In a wonderful time before mobiles and supermarkets, and even before Fred was known on television, I acquired a traction engine and an old battered living van on iron wheels. It was my great pride and joy and fulfilled a long-held dream of being able to chuff along country lanes leaving a wispy trail of smoke and steam filtering through the trees, stopping at little pubs, finding quiet spots to dream away the starry nights next to the warm stove, with a hearty breakfast of bacon and eggs in the morning fried on the shovel in the firebox. It was real Toad of Toad Hall stuff.
Within a short time of getting the engine and sorting out a few minor mechanical problems, I enrolled "Mephistopheles", as it was called, for the big local 'steam do’ of the year, the Chelford Traction Engine Rally. I think l lived, ate and slept next to "Mephistopheles" for the first few days. It was the beginning of a big love affair and the neighbours must have got fed up with hearing the whistle every 10 minutes. The nice thing about traction engines is that everything is big and easy to get at and things fit together with a lovely clunk. The nuts are chunky and undo as if they are set in black treacle.
What a magnificent, gentle giant it was. I was always intrigued by the transformation from a cold inanimate big lump of metal to a warm friendly living thing once the fire was lit; its special little hisses and gurgles, the evocative smell of warm cylinder oil, arousing memories of the railway stations of long ago; the moving parts, all seemingly at odds with one another and going in different directions, yet working in magical unison.
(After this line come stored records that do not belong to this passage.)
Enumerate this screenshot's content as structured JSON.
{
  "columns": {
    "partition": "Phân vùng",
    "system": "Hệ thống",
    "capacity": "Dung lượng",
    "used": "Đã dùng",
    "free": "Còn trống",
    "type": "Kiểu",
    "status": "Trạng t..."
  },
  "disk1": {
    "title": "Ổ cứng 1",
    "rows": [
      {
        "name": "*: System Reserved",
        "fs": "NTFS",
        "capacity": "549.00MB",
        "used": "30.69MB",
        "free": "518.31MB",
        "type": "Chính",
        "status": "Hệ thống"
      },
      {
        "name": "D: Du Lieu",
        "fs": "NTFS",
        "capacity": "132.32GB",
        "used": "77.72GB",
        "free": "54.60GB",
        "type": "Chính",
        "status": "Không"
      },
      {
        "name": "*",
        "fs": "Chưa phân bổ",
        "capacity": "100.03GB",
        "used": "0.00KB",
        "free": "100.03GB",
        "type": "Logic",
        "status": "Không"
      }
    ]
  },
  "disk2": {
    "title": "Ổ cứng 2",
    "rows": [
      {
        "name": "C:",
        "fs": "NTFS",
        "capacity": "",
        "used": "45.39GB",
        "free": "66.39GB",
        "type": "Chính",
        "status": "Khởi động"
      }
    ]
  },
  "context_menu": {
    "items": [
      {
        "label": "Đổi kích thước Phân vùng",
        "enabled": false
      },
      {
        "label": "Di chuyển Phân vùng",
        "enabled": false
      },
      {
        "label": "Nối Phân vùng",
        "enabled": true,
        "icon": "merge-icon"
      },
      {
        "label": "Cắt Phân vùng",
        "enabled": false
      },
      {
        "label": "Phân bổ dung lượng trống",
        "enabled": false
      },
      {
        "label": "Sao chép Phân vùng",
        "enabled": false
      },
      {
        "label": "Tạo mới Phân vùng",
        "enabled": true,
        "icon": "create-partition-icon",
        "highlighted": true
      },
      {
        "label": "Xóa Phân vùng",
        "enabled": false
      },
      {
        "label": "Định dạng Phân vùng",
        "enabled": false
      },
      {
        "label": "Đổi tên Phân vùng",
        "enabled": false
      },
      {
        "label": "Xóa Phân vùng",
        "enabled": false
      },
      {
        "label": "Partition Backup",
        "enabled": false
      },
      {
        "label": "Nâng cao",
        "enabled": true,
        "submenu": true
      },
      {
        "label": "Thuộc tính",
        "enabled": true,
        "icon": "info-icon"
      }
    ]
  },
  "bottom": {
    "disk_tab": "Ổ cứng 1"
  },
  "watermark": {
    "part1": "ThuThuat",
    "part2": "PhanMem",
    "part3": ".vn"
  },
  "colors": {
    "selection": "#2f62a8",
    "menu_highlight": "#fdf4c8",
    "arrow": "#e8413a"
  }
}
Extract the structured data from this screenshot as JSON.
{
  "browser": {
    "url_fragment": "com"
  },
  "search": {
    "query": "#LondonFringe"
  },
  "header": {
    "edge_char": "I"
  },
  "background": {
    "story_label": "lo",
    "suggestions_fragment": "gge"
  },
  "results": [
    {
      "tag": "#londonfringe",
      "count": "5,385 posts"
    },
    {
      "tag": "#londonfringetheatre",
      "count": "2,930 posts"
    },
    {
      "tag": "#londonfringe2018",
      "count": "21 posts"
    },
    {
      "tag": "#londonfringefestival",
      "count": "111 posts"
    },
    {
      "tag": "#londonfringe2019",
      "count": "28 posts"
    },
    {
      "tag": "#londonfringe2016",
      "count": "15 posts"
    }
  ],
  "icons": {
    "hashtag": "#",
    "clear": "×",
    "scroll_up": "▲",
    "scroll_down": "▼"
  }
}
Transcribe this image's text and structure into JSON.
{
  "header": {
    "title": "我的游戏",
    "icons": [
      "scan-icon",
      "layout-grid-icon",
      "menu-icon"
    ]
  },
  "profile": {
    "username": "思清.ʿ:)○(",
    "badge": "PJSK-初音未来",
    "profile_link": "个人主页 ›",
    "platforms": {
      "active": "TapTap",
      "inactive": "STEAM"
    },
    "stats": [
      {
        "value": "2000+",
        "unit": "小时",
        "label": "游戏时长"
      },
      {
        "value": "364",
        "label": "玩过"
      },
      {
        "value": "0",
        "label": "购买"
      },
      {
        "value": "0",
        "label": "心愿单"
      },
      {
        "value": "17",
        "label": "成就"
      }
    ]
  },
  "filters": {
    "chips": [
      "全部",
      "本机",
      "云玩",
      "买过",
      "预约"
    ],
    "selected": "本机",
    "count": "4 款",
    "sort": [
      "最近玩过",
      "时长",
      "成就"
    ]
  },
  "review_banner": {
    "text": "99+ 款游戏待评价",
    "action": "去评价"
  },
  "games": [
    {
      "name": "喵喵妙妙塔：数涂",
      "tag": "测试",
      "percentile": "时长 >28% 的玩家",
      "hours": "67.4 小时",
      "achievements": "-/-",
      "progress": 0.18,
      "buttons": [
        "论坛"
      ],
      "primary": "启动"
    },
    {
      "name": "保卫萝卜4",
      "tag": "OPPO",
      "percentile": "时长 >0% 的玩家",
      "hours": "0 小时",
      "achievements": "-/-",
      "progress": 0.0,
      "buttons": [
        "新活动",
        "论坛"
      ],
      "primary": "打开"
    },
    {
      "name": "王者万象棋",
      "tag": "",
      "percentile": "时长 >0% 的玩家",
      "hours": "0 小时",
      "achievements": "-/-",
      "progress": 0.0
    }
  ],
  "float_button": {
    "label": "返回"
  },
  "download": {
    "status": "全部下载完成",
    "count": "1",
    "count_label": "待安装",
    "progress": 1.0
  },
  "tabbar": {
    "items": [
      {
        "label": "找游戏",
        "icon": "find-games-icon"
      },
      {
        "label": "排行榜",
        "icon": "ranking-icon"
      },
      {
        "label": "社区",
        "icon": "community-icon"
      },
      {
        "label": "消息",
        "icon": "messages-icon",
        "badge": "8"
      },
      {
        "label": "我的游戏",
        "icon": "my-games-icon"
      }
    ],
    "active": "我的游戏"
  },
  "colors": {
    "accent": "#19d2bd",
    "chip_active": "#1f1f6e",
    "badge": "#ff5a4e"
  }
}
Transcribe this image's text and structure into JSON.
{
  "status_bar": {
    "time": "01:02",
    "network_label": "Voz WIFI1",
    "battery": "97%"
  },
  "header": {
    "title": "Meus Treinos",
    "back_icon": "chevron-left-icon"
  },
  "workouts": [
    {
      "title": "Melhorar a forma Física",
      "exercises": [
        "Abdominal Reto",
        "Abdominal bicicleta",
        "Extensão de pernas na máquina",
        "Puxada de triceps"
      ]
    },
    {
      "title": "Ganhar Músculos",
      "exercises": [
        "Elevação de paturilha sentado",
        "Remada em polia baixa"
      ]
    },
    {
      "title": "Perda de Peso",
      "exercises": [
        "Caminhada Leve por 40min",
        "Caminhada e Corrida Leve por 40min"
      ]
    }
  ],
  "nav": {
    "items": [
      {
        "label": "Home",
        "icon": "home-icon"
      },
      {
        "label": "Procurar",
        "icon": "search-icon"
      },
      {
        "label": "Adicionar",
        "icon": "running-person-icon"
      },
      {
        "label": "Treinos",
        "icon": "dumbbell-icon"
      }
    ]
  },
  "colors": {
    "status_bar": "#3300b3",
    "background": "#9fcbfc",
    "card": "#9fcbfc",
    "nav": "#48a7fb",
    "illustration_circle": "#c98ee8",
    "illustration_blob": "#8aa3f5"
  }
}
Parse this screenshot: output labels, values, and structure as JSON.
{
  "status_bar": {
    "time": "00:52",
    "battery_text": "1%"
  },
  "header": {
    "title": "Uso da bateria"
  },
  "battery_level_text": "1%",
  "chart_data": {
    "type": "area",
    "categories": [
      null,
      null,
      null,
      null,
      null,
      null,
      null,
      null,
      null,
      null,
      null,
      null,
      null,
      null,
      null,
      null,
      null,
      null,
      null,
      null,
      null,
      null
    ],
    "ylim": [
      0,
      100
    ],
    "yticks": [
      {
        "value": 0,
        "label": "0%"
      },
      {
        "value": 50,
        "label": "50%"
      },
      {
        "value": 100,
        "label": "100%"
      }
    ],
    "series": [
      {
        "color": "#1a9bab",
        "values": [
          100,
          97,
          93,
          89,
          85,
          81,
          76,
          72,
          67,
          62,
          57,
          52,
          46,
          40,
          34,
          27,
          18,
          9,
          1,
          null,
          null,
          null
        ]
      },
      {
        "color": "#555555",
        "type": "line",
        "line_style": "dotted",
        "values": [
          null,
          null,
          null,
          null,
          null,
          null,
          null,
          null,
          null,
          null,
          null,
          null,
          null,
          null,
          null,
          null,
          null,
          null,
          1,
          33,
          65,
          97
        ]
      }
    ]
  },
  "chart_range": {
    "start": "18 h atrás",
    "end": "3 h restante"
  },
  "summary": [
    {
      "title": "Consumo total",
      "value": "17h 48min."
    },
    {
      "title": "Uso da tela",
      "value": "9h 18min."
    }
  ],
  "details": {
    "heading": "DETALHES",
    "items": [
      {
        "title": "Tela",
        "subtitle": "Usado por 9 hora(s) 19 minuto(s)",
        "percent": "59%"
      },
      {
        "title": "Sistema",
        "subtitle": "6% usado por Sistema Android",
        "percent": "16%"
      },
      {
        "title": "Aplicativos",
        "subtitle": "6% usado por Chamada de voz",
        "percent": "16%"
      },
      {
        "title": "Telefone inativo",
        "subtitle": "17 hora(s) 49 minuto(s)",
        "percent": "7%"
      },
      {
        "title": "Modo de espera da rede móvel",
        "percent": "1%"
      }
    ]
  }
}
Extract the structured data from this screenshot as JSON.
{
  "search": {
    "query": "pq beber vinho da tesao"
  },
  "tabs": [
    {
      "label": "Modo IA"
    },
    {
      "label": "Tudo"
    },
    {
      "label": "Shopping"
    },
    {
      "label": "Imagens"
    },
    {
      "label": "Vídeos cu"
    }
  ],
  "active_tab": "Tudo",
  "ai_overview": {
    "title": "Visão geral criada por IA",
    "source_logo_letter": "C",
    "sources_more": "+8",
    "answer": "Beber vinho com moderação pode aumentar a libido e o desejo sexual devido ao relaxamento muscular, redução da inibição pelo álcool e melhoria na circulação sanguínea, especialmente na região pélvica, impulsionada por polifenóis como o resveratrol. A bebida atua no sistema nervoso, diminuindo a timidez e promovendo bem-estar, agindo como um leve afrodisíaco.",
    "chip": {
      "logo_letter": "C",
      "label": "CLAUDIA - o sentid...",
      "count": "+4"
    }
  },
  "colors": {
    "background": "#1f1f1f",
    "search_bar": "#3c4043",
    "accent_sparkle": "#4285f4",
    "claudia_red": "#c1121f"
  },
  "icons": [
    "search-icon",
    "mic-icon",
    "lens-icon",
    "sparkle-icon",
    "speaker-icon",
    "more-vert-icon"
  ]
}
At last the great day arrived. I was up at the crack of dawn to light the fire, steam her up and oil all her lovely bits. The red engine, incidentally a Burrell, was polished and burnished and ready for her very first appearance on the Chelford scene as she was a foreigner to these parts, being from Cumbria in fact, it could have been Westmoreland in those days.
The entrance for traction engines at Chelford (or Astle park as it was locally known) was down a long narrow dirt road that led to where all the engines and vans were parked in a big semi-circle. As the cream of the north western traction engine hierarchy would all be in attendance and as this was Mephistopheles’ debut to this esteemed gathering - and mine, too -I decided that this should be a grand high profile entrance!
The steam pressure was right up so she was blowing off at the safety valves with a jet of white steam shushing high into the sky and plenty of coal lobbed into the fire made sure she was belching out columns of black smoke, like a Black Five going up Shap. We made an impressive pass in front of the gathered steam fraternity, did a right turn and entered the enclosure, loudly accompanied - I must admit, only in my imagination - by a full orchestra blasting out The Entry of the Gladiators. Luckily, it was all done with a plomb and without a hitch... nobody lifted their or took the blindest bit of notice!
While reversing into a gap next to a green Aveling steam roller called Alison, the owner jumped down and guided me in, as the living van wouldn’t do what I wanted it to do. "Reckon you bloody deserve a trip to the beer tent after that, cock” he exclaimed.
Over a pint my new neighbour, the steam roller owner, leaned over and whispered hoarsely in my ear: "Let me give you a bit of advice, cock. A proper engine man coming here wouldn’t have shown the slightest feather of steam or smoke." With that he gave me a knowing wink. It was my first meeting with Fred Dibnah.
He had detected straightaway that I was an ignorant, brash, newcomer into this hallowed sanctuary of steam brethren and took me under his wing. I think what impressed him was that I had driven it all the way to Chelford as he had done with his roller and van, and we were both covered in black oil speckles and coated in coal dust. He mumbled: "Getting too rich
these engine men nowadays, who turn up with their engines on the back of swanky trucks." Back in those days he had a thing about engines turning up on trucks and low-loaders.
Roger's Reminiscences - Let me give you a bit of advice, cock
Copyright © 2011 Roger Murray